*** RECORDS SUPPLIED ***
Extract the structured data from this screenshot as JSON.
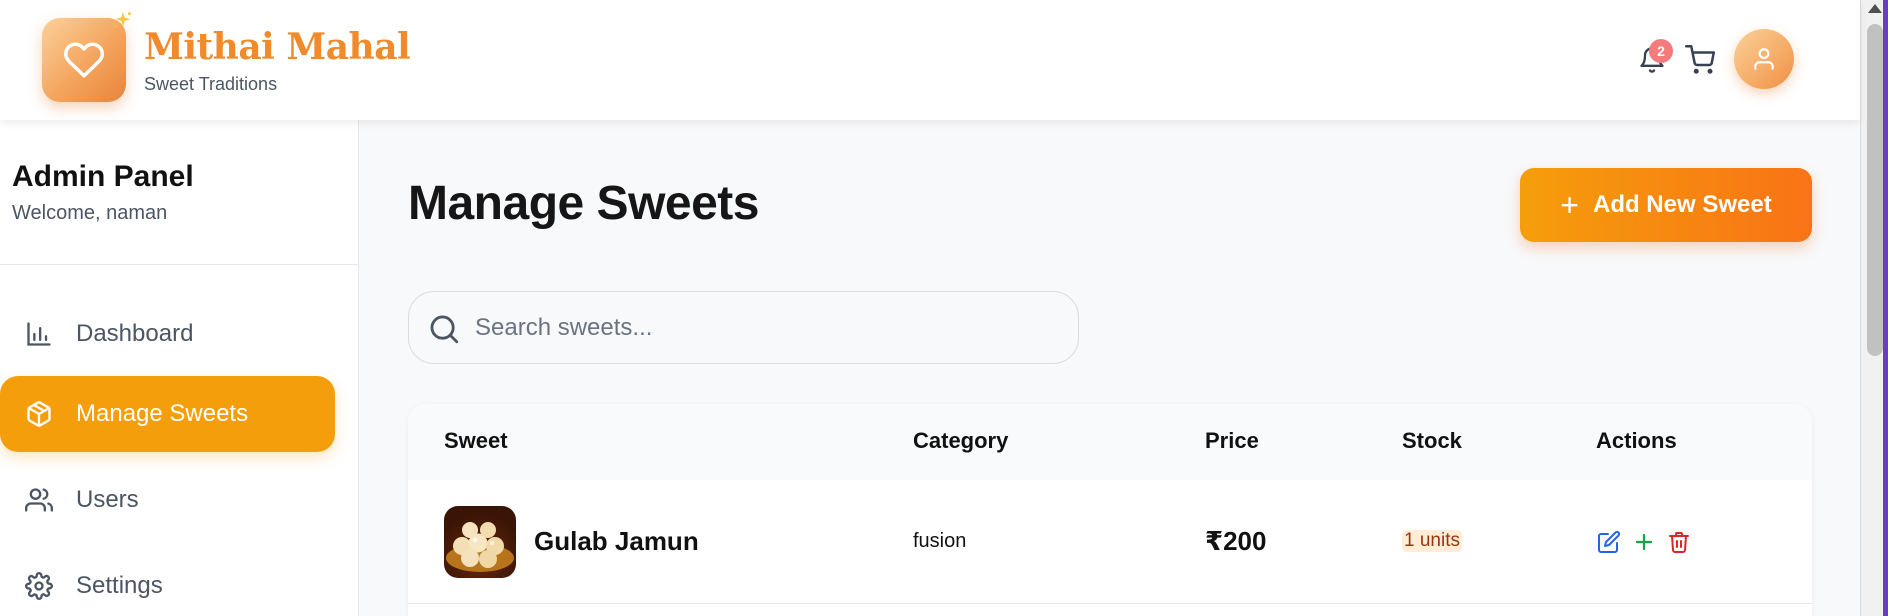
{
  "brand": {
    "title": "Mithai Mahal",
    "subtitle": "Sweet Traditions"
  },
  "header": {
    "notification_count": "2",
    "icons": [
      "bell-icon",
      "cart-icon",
      "user-icon"
    ]
  },
  "sidebar": {
    "title": "Admin Panel",
    "welcome": "Welcome, naman",
    "items": [
      {
        "label": "Dashboard",
        "icon": "bar-chart-icon",
        "active": false
      },
      {
        "label": "Manage Sweets",
        "icon": "package-icon",
        "active": true
      },
      {
        "label": "Users",
        "icon": "users-icon",
        "active": false
      },
      {
        "label": "Settings",
        "icon": "gear-icon",
        "active": false
      }
    ]
  },
  "main": {
    "title": "Manage Sweets",
    "add_button": "Add New Sweet",
    "search": {
      "placeholder": "Search sweets...",
      "value": ""
    },
    "table": {
      "columns": [
        "Sweet",
        "Category",
        "Price",
        "Stock",
        "Actions"
      ],
      "rows": [
        {
          "name": "Gulab Jamun",
          "category": "fusion",
          "price": "₹200",
          "stock": "1 units"
        }
      ]
    }
  },
  "colors": {
    "accent": "#f59e0b",
    "accent_end": "#f97316",
    "brand_text": "#f08a2a",
    "edit": "#2563eb",
    "restock": "#16a34a",
    "delete": "#dc2626"
  }
}
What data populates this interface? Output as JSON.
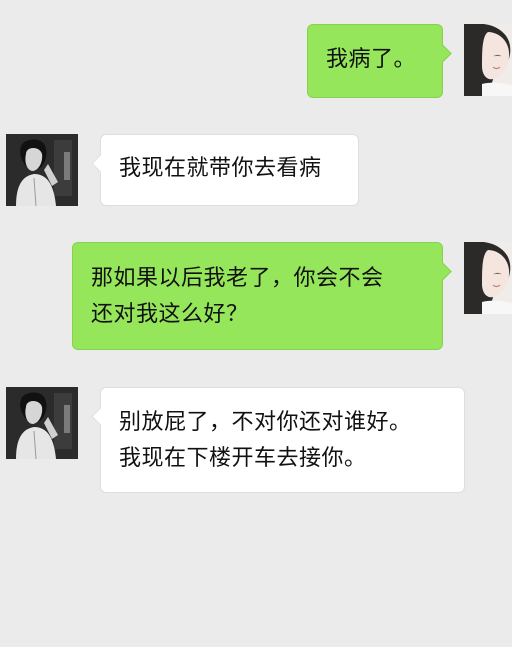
{
  "colors": {
    "background": "#ebebeb",
    "sent_bubble": "#95e65a",
    "received_bubble": "#ffffff"
  },
  "messages": [
    {
      "sender": "self",
      "text": "我病了。"
    },
    {
      "sender": "other",
      "text": "我现在就带你去看病"
    },
    {
      "sender": "self",
      "text": "那如果以后我老了，你会不会\n还对我这么好？"
    },
    {
      "sender": "other",
      "text": "别放屁了，不对你还对谁好。\n我现在下楼开车去接你。"
    }
  ]
}
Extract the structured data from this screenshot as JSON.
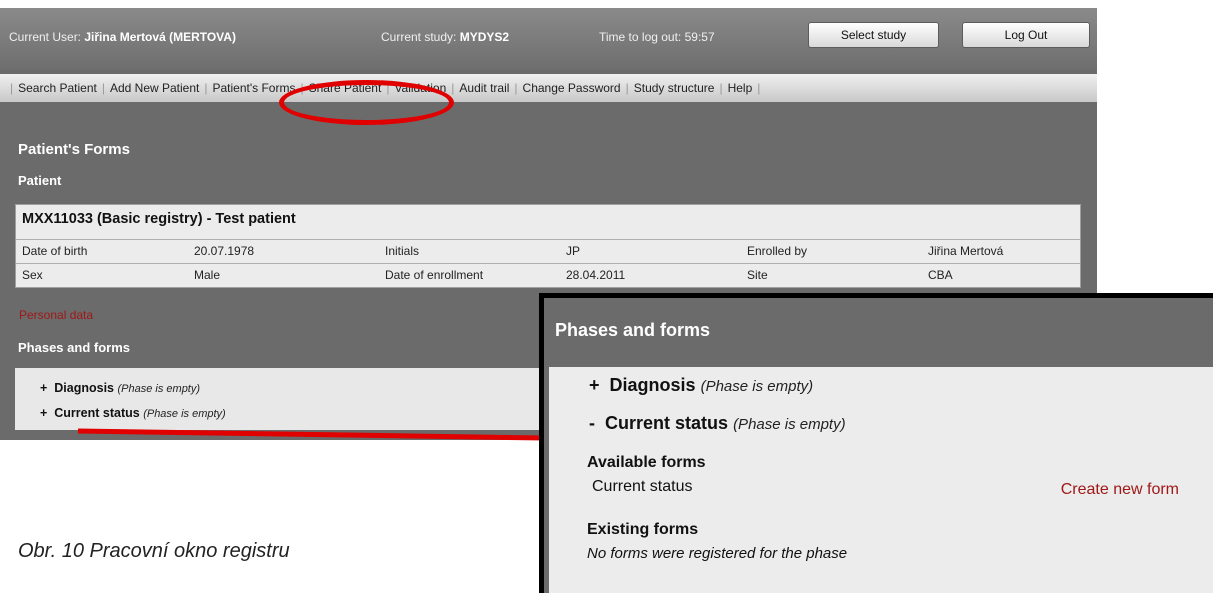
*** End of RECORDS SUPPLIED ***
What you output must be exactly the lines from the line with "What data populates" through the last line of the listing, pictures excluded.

What data populates this interface? Output as JSON.
{
  "colors": {
    "background": "#ebebeb",
    "sent_bubble": "#95e65a",
    "received_bubble": "#ffffff"
  },
  "messages": [
    {
      "sender": "self",
      "text": "我病了。"
    },
    {
      "sender": "other",
      "text": "我现在就带你去看病"
    },
    {
      "sender": "self",
      "text": "那如果以后我老了，你会不会\n还对我这么好？"
    },
    {
      "sender": "other",
      "text": "别放屁了，不对你还对谁好。\n我现在下楼开车去接你。"
    }
  ]
}
Extract the structured data from this screenshot as JSON.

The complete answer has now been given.